The Chinese burger is a traditional staple in Shaanxi Province cuisine. In 2014, some IT workers from Shaanxi felt that the people of Wudaokou ought to taste their beloved hometown food. They started churning out the burgers, taking great care to preserve the burgers' traditional taste. Before long, people were lined up, waiting to enjoy the Shaanxi sandwich.
If you're looking for Cantonese fare, Ri Chang Restaurant serves it up right. Basics like sweet and sour pork are a safe bet, while frog legs or the paper-wrapped chicken wings are also solid standbys. The restaurant is large, but diners are nonetheless advised to either book ahead or show up early; one hour line ups aren't uncommon.
Located within BLCU, Dong Ni Ya Muslim Restaurant is popular with the international students. The Xinjiang décor helps diners to imagine China's distant corners. The shish kebabs are highly recommended (羊肉串；Yang rou Chuan), as are the big plate chicken(大盘鸡; Da pan ji) and flatbreads. The joint does get busy, so be forewarned that when it does, service can be a tad slow.
This restaurant's name translates to “river snail rice noodles,” a local dish from Guangxi Province. Guangxi cuisine’s reputation is often overshadowed by Cantonese cuisine, however it certainly has its own specialties and loyal fans. This Wudaokou restaurant is a shining light for the Guangxi folks who get the homesick munchies.
For Zhejiang cuisine in Wudaokou, Zui Ai is your best bet. The highly rated restaurant gets kudos for its dongpo braised pork (东坡肉), longjing shrimp (龙井虾仁; long jing xia ren), and glutinous rice lotus root(糯米藕; nuo mi ou).
A super hot restaurant with super hot cuisine, Spice Spirit is a popular chain of upscale Sichuan restaurants. Known for their quality and authenticity, dishes at Spice Spirit make liberal use of the Sichuan pepper corns which numb your mouth like a trip to the dentist, only better. If you're not a fan of spicy food, you'll need to choose your meal carefully, as the chefs don't pull punches when it comes to chili heat.

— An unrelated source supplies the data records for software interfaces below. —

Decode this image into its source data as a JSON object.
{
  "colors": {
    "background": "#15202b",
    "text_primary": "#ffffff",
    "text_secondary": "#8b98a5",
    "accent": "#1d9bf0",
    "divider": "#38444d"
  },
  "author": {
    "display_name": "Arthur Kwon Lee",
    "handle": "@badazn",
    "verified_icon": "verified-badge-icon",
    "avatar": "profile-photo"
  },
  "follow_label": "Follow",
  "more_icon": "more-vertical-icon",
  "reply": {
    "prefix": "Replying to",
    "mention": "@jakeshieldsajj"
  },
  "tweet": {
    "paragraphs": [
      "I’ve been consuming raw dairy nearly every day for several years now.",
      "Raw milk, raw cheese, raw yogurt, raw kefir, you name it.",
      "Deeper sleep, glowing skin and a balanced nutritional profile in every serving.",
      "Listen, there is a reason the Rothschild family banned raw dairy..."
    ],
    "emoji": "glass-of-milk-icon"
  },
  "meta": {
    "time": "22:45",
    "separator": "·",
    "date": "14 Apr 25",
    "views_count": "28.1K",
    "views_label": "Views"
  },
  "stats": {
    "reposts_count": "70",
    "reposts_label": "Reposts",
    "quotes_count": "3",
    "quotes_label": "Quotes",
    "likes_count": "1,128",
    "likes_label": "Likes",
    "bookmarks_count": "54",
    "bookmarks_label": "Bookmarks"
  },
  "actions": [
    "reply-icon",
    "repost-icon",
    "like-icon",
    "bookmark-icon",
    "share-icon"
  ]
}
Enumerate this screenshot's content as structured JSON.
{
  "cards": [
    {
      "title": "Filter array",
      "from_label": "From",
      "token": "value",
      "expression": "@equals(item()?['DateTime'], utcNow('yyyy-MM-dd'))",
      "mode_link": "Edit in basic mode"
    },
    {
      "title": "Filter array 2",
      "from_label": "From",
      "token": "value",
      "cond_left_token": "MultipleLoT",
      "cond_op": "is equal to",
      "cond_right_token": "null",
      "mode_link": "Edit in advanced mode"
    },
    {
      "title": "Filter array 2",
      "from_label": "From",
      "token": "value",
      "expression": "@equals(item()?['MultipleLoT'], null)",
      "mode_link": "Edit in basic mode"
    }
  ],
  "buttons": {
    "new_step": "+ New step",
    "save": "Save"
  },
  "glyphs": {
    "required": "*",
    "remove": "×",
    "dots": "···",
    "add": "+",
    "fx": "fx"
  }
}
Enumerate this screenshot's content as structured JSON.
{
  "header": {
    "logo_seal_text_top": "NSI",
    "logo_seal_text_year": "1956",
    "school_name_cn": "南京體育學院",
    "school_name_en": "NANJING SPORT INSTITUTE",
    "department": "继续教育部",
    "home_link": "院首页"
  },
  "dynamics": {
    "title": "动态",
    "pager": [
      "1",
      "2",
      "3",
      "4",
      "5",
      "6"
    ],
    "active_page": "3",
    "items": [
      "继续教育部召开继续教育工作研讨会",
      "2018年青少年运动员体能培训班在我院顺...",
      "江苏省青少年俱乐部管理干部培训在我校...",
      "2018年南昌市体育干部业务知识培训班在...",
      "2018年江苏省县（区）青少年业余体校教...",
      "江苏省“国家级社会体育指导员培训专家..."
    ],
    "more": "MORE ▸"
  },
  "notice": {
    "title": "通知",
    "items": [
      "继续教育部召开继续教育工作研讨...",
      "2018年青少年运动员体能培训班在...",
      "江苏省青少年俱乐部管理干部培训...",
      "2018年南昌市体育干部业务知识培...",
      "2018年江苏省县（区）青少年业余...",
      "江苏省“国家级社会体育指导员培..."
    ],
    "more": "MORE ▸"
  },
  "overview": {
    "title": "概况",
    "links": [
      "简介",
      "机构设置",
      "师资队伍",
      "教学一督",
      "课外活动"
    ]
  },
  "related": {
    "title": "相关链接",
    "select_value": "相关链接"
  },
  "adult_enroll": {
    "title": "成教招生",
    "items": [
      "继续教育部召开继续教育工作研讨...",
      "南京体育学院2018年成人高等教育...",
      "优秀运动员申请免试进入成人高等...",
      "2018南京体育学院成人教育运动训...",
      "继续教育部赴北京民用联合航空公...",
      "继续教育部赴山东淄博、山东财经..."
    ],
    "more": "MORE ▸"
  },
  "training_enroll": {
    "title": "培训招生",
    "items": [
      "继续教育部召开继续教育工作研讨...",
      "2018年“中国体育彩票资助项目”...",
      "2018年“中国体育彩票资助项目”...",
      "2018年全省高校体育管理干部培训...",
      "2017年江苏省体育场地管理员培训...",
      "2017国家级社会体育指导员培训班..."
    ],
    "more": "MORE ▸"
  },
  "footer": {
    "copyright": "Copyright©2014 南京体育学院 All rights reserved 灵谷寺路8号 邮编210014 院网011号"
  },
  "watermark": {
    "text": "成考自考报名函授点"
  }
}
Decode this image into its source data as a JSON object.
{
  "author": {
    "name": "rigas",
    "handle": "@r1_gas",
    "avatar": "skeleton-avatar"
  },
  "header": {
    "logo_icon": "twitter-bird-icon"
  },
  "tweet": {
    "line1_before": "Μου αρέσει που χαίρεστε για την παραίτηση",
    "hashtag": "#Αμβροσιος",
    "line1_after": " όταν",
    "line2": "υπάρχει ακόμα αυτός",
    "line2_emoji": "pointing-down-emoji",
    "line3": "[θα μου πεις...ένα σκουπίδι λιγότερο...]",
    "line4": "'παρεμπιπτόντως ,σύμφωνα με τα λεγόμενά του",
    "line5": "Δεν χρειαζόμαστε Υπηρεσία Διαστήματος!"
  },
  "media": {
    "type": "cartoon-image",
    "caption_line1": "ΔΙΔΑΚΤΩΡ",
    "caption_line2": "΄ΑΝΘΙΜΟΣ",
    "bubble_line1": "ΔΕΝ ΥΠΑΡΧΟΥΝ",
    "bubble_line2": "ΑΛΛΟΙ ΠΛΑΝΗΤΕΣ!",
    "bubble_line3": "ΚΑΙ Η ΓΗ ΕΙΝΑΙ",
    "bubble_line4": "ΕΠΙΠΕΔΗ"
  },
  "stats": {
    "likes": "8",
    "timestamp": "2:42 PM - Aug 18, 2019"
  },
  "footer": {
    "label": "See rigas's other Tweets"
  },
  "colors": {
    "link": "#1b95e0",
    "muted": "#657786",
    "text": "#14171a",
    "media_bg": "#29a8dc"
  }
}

Guizhou food is a tad milder than its neighboring province of Shaanxi, focusing more on tart flavors that are designed to go well with the local liquor baijiu. Dry pot dishes using chicken, duck, fish or frogs are popular for a reason.
Mei Ming Er Sheng Jian translates to “no name pan fried buns,” but indeed the restaurant has made quite a name for itself. Lumps of soft dough are coated with sesame and onions and filled with piping hot, thick soup. This restaurant has deservedly grown into a very popular chain in Beijing and beyond.
Hunan cuisine is known for its heat, but with none of the numbing mala flavors prominent in Sichuan dishes. Hunan food often comes drowning in a sea of chili peppers, but the peppers themselves are not meant to be consumed. Hongshaorou (red braised pork) is the most popular dish at this restaurant, especially for customers who recognize that the dish was a favorite of one slightly controversial Chinese politician.
It's refreshing to know that amidst so many restaurants from around China and the world, that Wudaokou still has decent Roast Peking Duck. The duck is one of the Sheng Yong Xing Fan Zhuang's signature dishes, though they do serve up a number of traditional local foods in their upscale style. Sure, there are plenty of restaurants selling Beijing fare in Wudaokou, but this one is about as good as it gets.